PROBLEM STATEMENT:
Your answer must be one number: the count of lines below that hold the word "pages".

(Stored records)

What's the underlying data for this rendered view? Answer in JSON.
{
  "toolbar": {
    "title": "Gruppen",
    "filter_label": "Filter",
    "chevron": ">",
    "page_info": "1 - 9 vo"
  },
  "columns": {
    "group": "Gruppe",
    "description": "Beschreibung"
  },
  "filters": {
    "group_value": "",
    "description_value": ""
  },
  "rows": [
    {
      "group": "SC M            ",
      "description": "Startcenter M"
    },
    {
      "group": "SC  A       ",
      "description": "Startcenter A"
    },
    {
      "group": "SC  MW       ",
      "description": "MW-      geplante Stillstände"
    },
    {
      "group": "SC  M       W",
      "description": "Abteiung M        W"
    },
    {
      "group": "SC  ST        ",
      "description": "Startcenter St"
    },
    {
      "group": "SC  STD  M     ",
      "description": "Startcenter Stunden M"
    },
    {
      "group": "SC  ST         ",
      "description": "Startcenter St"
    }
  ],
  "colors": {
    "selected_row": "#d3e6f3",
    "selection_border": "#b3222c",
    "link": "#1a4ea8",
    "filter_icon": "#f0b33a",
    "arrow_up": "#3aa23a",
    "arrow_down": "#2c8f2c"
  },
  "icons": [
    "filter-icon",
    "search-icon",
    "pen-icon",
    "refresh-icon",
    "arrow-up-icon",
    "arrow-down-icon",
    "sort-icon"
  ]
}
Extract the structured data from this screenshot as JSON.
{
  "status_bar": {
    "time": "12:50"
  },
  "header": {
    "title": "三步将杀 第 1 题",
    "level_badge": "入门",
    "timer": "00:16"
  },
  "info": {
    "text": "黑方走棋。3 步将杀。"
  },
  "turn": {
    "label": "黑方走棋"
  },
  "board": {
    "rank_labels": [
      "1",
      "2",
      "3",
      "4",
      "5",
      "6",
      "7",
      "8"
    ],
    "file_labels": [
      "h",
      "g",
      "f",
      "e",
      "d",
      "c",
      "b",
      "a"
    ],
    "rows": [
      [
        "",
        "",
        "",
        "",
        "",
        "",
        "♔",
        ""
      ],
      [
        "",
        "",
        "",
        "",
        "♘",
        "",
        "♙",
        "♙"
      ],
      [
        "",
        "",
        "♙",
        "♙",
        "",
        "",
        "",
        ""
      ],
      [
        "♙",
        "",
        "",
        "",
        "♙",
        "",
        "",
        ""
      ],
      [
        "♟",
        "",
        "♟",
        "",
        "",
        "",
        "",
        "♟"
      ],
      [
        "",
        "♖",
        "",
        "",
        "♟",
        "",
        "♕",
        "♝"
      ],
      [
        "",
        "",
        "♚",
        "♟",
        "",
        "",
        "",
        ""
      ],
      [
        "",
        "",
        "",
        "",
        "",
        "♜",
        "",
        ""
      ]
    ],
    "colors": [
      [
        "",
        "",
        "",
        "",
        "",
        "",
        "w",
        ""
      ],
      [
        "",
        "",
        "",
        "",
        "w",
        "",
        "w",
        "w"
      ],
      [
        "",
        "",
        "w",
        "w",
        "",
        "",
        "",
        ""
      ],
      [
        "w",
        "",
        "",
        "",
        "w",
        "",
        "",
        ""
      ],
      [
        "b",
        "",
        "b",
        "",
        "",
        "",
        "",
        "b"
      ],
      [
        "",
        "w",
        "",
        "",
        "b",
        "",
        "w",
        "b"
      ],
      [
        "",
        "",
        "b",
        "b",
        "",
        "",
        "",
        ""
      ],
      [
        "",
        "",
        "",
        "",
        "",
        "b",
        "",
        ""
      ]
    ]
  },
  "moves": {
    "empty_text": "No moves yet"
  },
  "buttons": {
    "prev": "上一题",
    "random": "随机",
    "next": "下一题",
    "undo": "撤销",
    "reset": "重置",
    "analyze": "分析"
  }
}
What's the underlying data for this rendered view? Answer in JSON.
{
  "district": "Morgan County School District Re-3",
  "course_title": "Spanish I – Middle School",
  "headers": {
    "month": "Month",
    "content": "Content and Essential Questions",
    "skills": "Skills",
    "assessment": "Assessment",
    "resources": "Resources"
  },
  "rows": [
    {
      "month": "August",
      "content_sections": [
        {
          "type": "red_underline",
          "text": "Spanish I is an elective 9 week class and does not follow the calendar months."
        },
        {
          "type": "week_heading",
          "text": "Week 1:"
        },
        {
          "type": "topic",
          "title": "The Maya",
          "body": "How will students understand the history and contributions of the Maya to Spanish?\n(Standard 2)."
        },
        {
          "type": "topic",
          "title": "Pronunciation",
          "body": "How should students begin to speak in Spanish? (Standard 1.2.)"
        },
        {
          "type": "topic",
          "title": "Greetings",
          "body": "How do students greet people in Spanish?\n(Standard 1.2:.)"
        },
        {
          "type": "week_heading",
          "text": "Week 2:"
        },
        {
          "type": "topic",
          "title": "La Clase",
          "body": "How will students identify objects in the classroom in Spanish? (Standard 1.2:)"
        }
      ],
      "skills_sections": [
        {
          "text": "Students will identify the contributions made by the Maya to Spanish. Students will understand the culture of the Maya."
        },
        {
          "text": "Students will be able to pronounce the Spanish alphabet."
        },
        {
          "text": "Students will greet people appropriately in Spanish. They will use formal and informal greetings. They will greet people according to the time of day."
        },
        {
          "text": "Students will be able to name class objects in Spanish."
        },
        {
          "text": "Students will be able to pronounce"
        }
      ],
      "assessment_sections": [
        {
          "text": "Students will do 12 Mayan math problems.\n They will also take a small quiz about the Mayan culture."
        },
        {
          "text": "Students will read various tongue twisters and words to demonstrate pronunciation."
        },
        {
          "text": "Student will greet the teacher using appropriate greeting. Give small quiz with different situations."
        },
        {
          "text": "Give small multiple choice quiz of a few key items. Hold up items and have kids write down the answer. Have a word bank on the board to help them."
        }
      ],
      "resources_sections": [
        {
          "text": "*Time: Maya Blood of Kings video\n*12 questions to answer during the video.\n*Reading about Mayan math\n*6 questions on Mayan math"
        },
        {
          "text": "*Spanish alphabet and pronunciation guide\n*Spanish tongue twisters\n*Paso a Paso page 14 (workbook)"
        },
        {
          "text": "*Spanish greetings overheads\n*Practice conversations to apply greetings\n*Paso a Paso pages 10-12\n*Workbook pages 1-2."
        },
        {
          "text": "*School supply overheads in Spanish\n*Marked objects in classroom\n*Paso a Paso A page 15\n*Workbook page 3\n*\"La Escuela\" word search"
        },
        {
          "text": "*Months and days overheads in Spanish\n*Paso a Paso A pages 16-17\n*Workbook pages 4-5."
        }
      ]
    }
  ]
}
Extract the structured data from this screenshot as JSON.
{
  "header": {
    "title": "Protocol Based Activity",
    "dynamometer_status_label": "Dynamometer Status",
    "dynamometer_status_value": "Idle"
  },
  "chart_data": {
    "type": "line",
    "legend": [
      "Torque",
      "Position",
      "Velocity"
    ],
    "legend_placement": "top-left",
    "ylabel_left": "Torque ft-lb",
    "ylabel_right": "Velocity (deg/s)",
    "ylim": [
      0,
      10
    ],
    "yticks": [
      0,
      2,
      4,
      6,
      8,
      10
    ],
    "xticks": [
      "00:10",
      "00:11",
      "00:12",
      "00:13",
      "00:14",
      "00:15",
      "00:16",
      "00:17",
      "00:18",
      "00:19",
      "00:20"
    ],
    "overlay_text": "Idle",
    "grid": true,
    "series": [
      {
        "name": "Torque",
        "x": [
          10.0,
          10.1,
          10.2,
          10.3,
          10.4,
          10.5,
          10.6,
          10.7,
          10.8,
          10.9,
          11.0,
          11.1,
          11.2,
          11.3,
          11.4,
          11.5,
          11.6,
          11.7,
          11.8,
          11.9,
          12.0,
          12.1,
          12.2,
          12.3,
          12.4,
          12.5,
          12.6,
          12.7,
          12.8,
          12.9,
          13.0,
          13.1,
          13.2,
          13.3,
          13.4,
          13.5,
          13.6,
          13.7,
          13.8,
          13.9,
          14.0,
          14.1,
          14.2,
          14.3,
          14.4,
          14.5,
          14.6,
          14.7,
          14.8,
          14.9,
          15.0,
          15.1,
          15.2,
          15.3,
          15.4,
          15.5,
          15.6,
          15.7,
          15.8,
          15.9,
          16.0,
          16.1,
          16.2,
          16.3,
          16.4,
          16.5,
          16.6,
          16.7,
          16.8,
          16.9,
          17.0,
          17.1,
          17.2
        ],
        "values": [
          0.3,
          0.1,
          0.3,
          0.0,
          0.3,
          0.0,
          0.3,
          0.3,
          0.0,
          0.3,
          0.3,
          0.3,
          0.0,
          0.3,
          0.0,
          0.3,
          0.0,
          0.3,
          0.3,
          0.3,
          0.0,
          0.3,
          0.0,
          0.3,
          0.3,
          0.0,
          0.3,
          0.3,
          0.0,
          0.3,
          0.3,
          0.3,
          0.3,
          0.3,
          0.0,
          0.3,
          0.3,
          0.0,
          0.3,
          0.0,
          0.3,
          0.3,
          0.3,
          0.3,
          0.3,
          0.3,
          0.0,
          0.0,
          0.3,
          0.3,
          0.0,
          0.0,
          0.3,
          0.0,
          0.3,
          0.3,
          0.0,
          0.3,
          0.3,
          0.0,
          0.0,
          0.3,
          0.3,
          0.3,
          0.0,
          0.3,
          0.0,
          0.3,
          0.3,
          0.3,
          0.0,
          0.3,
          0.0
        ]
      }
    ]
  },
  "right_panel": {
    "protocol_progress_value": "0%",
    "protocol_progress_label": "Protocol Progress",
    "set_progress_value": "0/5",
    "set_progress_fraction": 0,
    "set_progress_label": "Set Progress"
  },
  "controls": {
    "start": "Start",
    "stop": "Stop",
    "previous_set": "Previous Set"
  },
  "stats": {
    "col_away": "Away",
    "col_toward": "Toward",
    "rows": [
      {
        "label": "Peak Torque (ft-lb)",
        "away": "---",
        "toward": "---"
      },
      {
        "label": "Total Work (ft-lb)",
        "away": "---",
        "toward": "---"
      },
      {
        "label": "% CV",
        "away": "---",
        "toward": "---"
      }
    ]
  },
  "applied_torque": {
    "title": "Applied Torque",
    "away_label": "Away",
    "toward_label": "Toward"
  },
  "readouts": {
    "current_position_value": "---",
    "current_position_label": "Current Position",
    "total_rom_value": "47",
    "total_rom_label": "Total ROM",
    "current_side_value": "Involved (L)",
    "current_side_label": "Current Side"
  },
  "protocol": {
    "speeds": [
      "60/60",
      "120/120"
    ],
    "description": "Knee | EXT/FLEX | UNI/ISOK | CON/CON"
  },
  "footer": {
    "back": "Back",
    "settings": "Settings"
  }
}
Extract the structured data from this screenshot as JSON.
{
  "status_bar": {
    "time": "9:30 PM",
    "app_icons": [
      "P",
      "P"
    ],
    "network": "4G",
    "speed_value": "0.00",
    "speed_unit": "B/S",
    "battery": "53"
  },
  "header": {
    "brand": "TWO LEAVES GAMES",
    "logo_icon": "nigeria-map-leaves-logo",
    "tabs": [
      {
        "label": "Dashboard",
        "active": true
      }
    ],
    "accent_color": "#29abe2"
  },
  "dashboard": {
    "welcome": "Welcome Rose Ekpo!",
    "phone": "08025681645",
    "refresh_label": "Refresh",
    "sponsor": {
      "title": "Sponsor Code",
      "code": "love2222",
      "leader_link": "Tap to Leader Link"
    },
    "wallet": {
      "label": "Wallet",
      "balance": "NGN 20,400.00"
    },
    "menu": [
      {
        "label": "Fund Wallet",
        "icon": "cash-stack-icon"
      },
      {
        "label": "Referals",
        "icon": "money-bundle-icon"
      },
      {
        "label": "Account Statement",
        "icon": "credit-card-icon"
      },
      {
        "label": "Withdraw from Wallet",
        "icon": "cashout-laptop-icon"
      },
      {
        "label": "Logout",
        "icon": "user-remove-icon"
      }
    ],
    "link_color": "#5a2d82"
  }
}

RESPONSE TO THE TASK:
2